Among the film’s great heroes is Sasha’s psychiatrist, Dr. Herbert Lustig, who is moved to tears when recalling how his young client heeded his advice while taking the stand to testify against Howard. He instructed the boy to place a yarmulke on his head as a source of spiritual comfort, symbolizing how the boy’s beloved great-grandfather, Joseph, would protect him throughout the hearing. Lustig argues that Sasha’s firmness in declaring Howard’s guilt is the only victory that matters, since the ultimate verdict is left in the hands of an easily corrupted justice system. Detective George Ohrin recounts how Larry swiftly confessed once he failed a polygraph test, while Howard allowed his case to drag on for years, banking on Sasha’s desire to move on with his life, thus securing for him a plea deal that involved no prison time. Instead of lingering on this egregiously undeserved outcome, Neulinger emphasizes the relief he experienced as a teenager finally capable of loving himself once again, basking in the warmth of family and friends as he dances at his bar mitzvah.
Equally touching is a wonderfully eccentric funeral scene from earlier in Sasha’s youth, as he insists that his pet guinea pig be buried directly in the ground rather than in a box so that it could be consumed by the “plants and veins” of Mother Earth. This line turns out to be a prophetic one, since Neulinger has never opted for a filtered reality requiring painful memories to be stored in boxes. In many ways, “Rewind” is a therapeutic masterwork on par with Bing Liu’s “Minding the Gap,” both of which affirm how the essence of cinema is the act of seeing ourselves reflected in one another’s stories, as demonstrated by how Henry’s memory of focusing on bathroom tiles while being abused mirrors his daughter’s recollection of losing herself in the picture of a cat, thereby shielding her mind from the transgression felt by her body. Watching the film, I was overcome with the same exhilaration that accompanied my viewing in early 2018 of the astonishing testimonies made by hundreds of “sister survivors” united in their mission to prevent their abuser, disgraced U.S. Olympics doctor Larry Nassar, from taking advance of any more innocent souls.
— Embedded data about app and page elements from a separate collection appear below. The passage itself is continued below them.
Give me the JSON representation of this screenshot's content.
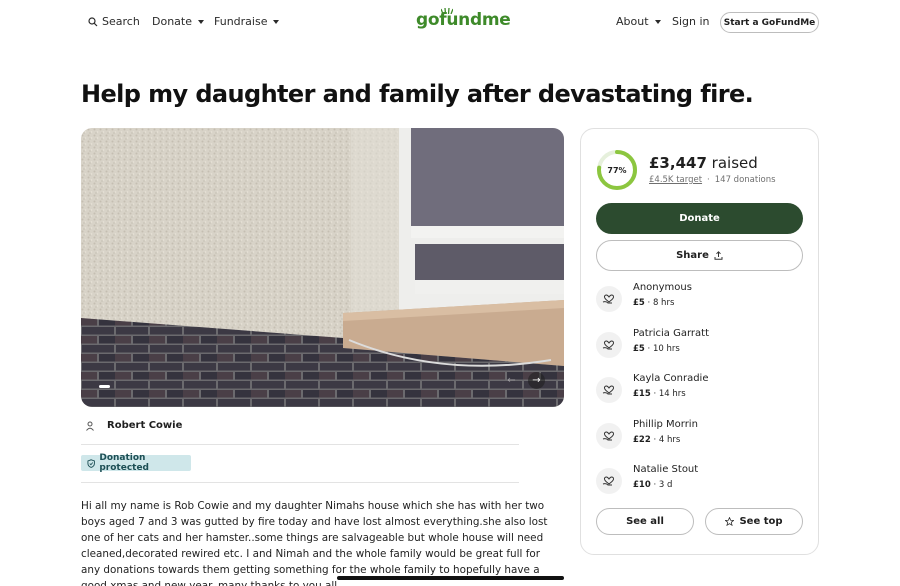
{
  "header": {
    "search_label": "Search",
    "donate_label": "Donate",
    "fundraise_label": "Fundraise",
    "logo_text": "gofundme",
    "about_label": "About",
    "signin_label": "Sign in",
    "start_label": "Start a GoFundMe"
  },
  "campaign": {
    "title": "Help my daughter and family after devastating fire.",
    "organizer": "Robert Cowie",
    "protected_label": "Donation protected",
    "story_lines": [
      "Hi all my name is Rob Cowie and my daughter Nimahs house which she has with her two",
      "boys aged 7 and 3 was gutted by fire today and have lost almost everything.she also lost",
      "one of her cats and her hamster..some things are salvageable but whole house will need",
      "cleaned,decorated rewired etc. I and Nimah and the whole family would be great full for",
      "any donations towards them getting something for the whole family to hopefully have a",
      "good xmas and new year..many thanks to you all"
    ]
  },
  "progress": {
    "percent": 77,
    "percent_label": "77%",
    "raised_amount": "£3,447",
    "raised_suffix": "raised",
    "target": "£4.5K target",
    "separator": "·",
    "donations": "147 donations"
  },
  "actions": {
    "donate_label": "Donate",
    "share_label": "Share",
    "see_all_label": "See all",
    "see_top_label": "See top"
  },
  "donors": [
    {
      "name": "Anonymous",
      "amount": "£5",
      "time": " · 8 hrs"
    },
    {
      "name": "Patricia Garratt",
      "amount": "£5",
      "time": " · 10 hrs"
    },
    {
      "name": "Kayla Conradie",
      "amount": "£15",
      "time": " · 14 hrs"
    },
    {
      "name": "Phillip Morrin",
      "amount": "£22",
      "time": " · 4 hrs"
    },
    {
      "name": "Natalie Stout",
      "amount": "£10",
      "time": " · 3 d"
    }
  ],
  "colors": {
    "brand_green": "#3e8a2a",
    "donate_button": "#2c4b2f",
    "ring_progress": "#8cc63f",
    "protected_badge_bg": "#cfe7ea"
  },
  "icons": {
    "search": "search-icon",
    "organizer": "person-icon",
    "protected": "shield-icon",
    "share": "share-upload-icon",
    "donor": "heart-hand-icon",
    "see_top": "star-icon"
  }
}
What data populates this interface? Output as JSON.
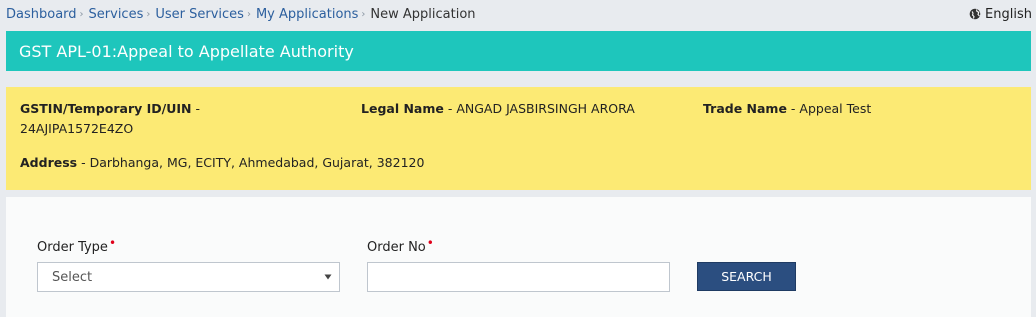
{
  "breadcrumb": {
    "items": [
      "Dashboard",
      "Services",
      "User Services",
      "My Applications"
    ],
    "current": "New Application"
  },
  "language": {
    "icon": "globe-icon",
    "label": "English"
  },
  "title": "GST APL-01:Appeal to Appellate Authority",
  "taxpayer": {
    "gstin_label": "GSTIN/Temporary ID/UIN",
    "gstin_value": "24AJIPA1572E4ZO",
    "legal_name_label": "Legal Name",
    "legal_name_value": "ANGAD JASBIRSINGH ARORA",
    "trade_name_label": "Trade Name",
    "trade_name_value": "Appeal Test",
    "address_label": "Address",
    "address_value": "Darbhanga, MG, ECITY, Ahmedabad, Gujarat, 382120"
  },
  "form": {
    "order_type_label": "Order Type",
    "order_type_value": "Select",
    "order_no_label": "Order No",
    "order_no_value": "",
    "required_mark": "•",
    "search_label": "SEARCH"
  },
  "colors": {
    "title_bar": "#1ec6bc",
    "info_box": "#fcea74",
    "search_button": "#2b4e80",
    "link": "#2c5f9e",
    "required": "#e0001a"
  }
}
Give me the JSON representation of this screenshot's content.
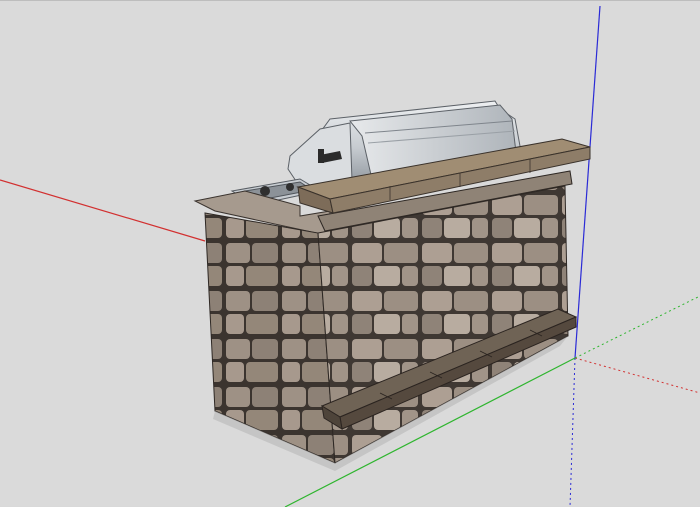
{
  "viewport": {
    "background": "#dadada",
    "axis_colors": {
      "red": "#d23030",
      "green": "#2fb52f",
      "blue": "#2a2ad6"
    }
  },
  "model": {
    "materials": {
      "stone_light": "#b3a89c",
      "stone_mid": "#9d9084",
      "stone_dark": "#7b6f66",
      "mortar": "#4a423c",
      "cap_top": "#a08d73",
      "cap_face": "#8e7d68",
      "bench_top": "#6f6355",
      "grill_steel": "#c9cdd2",
      "grill_shadow": "#8f959c"
    }
  }
}
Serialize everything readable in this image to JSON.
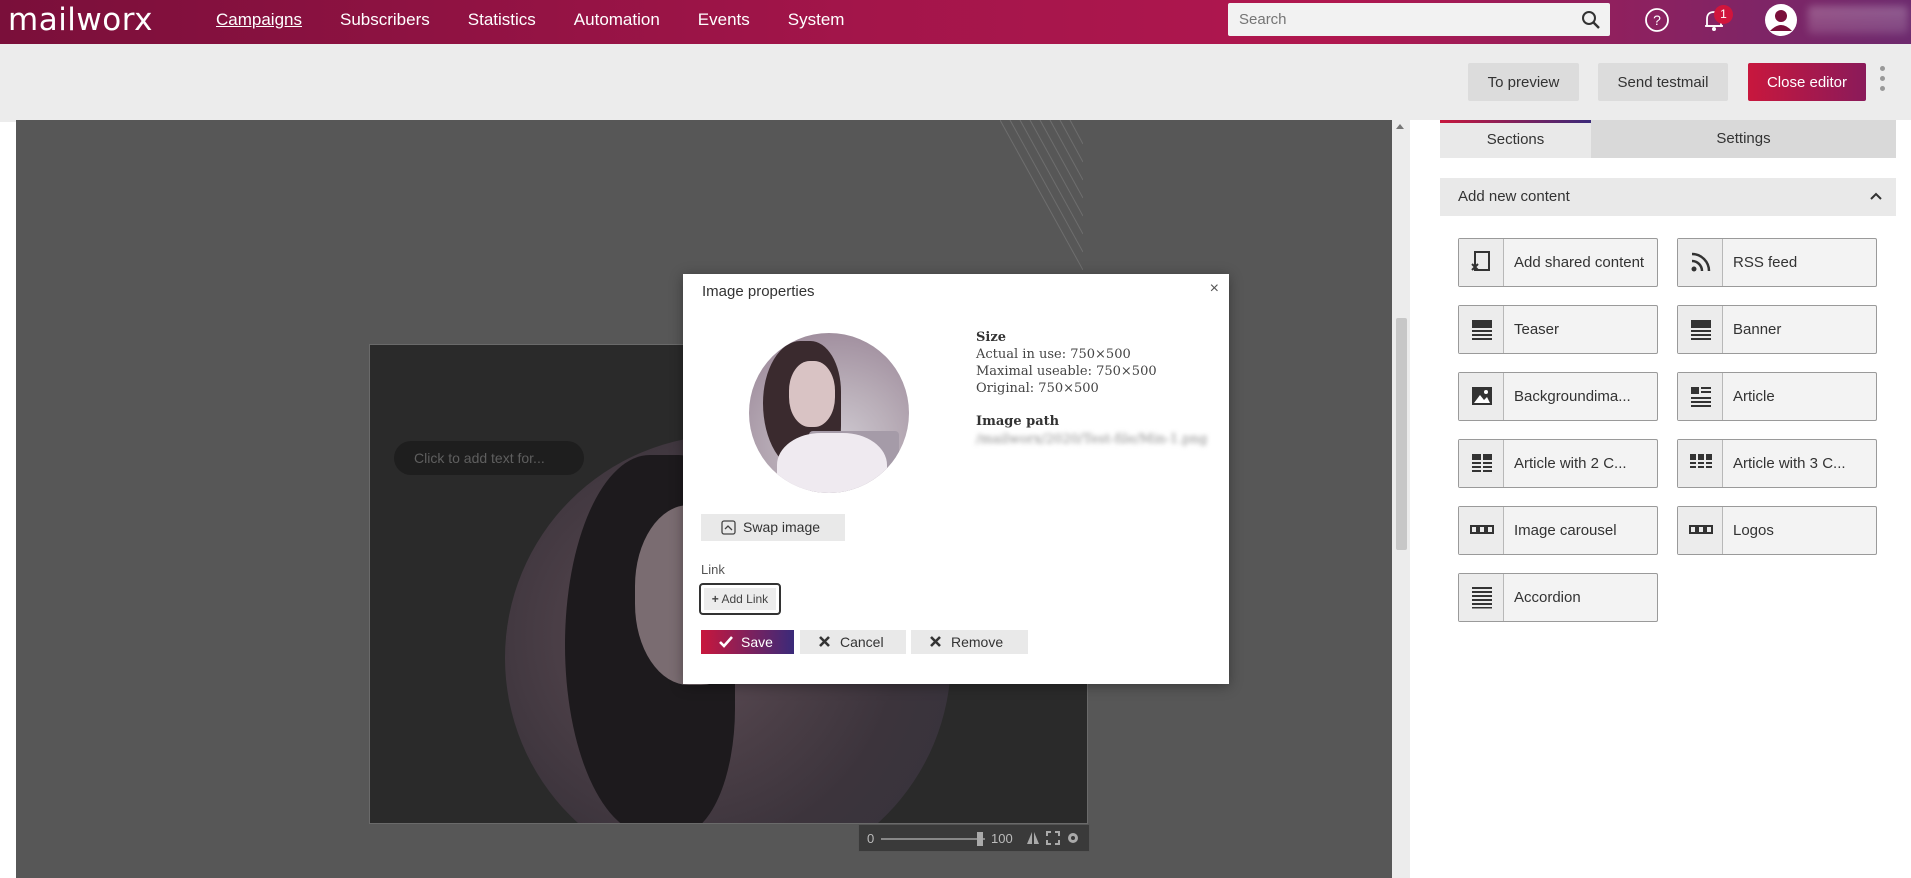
{
  "app": {
    "logo": "mailworx"
  },
  "nav": [
    {
      "label": "Campaigns",
      "active": true
    },
    {
      "label": "Subscribers"
    },
    {
      "label": "Statistics"
    },
    {
      "label": "Automation"
    },
    {
      "label": "Events"
    },
    {
      "label": "System"
    }
  ],
  "search": {
    "placeholder": "Search"
  },
  "notifications": {
    "count": "1"
  },
  "toolbar": {
    "preview": "To preview",
    "testmail": "Send testmail",
    "close": "Close editor"
  },
  "canvas": {
    "text_placeholder": "Click to add text for...",
    "zoom_min": "0",
    "zoom_max": "100"
  },
  "panel": {
    "tabs": [
      {
        "label": "Sections",
        "active": true
      },
      {
        "label": "Settings"
      }
    ],
    "section_title": "Add new content",
    "items": [
      {
        "label": "Add shared content",
        "icon": "shared-content-icon"
      },
      {
        "label": "RSS feed",
        "icon": "rss-icon"
      },
      {
        "label": "Teaser",
        "icon": "teaser-icon"
      },
      {
        "label": "Banner",
        "icon": "banner-icon"
      },
      {
        "label": "Backgroundima...",
        "icon": "background-image-icon"
      },
      {
        "label": "Article",
        "icon": "article-icon"
      },
      {
        "label": "Article with 2 C...",
        "icon": "article-2-columns-icon"
      },
      {
        "label": "Article with 3 C...",
        "icon": "article-3-columns-icon"
      },
      {
        "label": "Image carousel",
        "icon": "image-carousel-icon"
      },
      {
        "label": "Logos",
        "icon": "logos-icon"
      },
      {
        "label": "Accordion",
        "icon": "accordion-icon"
      }
    ]
  },
  "modal": {
    "title": "Image properties",
    "close": "×",
    "size_heading": "Size",
    "actual": "Actual in use: 750×500",
    "maximal": "Maximal useable: 750×500",
    "original": "Original: 750×500",
    "path_heading": "Image path",
    "path_value": "/mailworx/2020/Test-file/Min-1.png",
    "swap": "Swap image",
    "link_label": "Link",
    "add_link": "Add Link",
    "save": "Save",
    "cancel": "Cancel",
    "remove": "Remove"
  },
  "colors": {
    "brand": "#a3154a",
    "primary_button": "#c8173d"
  }
}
Mission Kids, the child advocacy center founded by Neulinger, is a natural extension of that same desire to create a safe space for us to share our truth, and I have no doubt that “Rewind” will have a similarly transformative impact on countless lives. This is one of the year’s best films.